When Louis and his brother first came to Johannesburg they had arrived by train from Kimberly with nothing but a backpack each.  They were welcomed to the City of Lights, the City of Promise by being mugged The few personal items they had were taken, including their ID documents

Instead of the City of Gold offering riches and opportunity, two years later they still pursue bags of gold in the form of a few rands.

Louis Vermaak (37) spends 12 hours a day outside the PicknPay on Jorissen street in order to survive.

[pullquote]”I think this is because we help when we witness some crime”[/pullquote]

For the first seven months after Louis and his brother arrived they lived on the pavement behind the Protea Parktonian hotel, a place that hosts many new arrivals to the city with four-star hospitality. Now they beg so they can afford to stay at the Braamfontein Shelter.

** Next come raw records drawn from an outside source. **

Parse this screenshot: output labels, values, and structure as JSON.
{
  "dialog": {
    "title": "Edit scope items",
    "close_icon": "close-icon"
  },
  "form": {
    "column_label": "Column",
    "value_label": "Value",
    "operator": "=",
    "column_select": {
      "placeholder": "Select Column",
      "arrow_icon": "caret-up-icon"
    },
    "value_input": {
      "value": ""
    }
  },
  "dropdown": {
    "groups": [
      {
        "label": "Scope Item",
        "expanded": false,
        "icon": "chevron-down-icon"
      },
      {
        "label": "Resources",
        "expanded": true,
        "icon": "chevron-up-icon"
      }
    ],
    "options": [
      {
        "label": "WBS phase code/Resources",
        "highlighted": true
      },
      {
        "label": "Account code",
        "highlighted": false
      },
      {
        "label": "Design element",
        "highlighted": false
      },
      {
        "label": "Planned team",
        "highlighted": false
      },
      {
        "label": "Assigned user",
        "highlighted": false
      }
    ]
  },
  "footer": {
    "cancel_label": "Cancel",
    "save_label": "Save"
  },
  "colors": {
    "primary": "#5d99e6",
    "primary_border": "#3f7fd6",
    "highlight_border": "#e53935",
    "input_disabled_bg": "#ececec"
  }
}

Louis is still saving up to pay for a new ID. Over the past week, Home Affairs Minister Naledi Pandor received criticism for the new ID smart card prices. The Democratic Alliance (DA) released a statement saying that R140 for the new identity cards was too much for the poor.

DA spokesperson Manny de Freitas said for many South Africans R140 was the difference between survival and hunger.

Braamfontein is a largely student populated area but Louis said he liked that.

“I chose this area because we are not chased away by the security here. I think this is because we help when we witness some crime. The students are also friendlier than older people. Some students generally donate some food for me too.”

[pullquote align=”right”]”I told myself I would rather beg than steal”[/pullquote][/pullquote]

When Louis stayed behind the Parktonian, he met a fellow street dweller who introduced him to informal recycling. Louis worked as a recycler for six months but then his trolley was stolen but he did not have money to replace it..

“This is how I ended up begging. I told myself I would rather beg than steal.”

Louis hopes to get an artisanal job once he has made enough money to pay for his ID. “That ID will be a ticket for me to have a decent job so that I can even afford to have my own family one day.”

There may be hope for Louis to get his ID though. The spokesman for the Department of Home Affairs Ronnie Mamoepa said Pandor was in “discussion with National Treasury regarding fees for certain categories of persons that may be exempted”.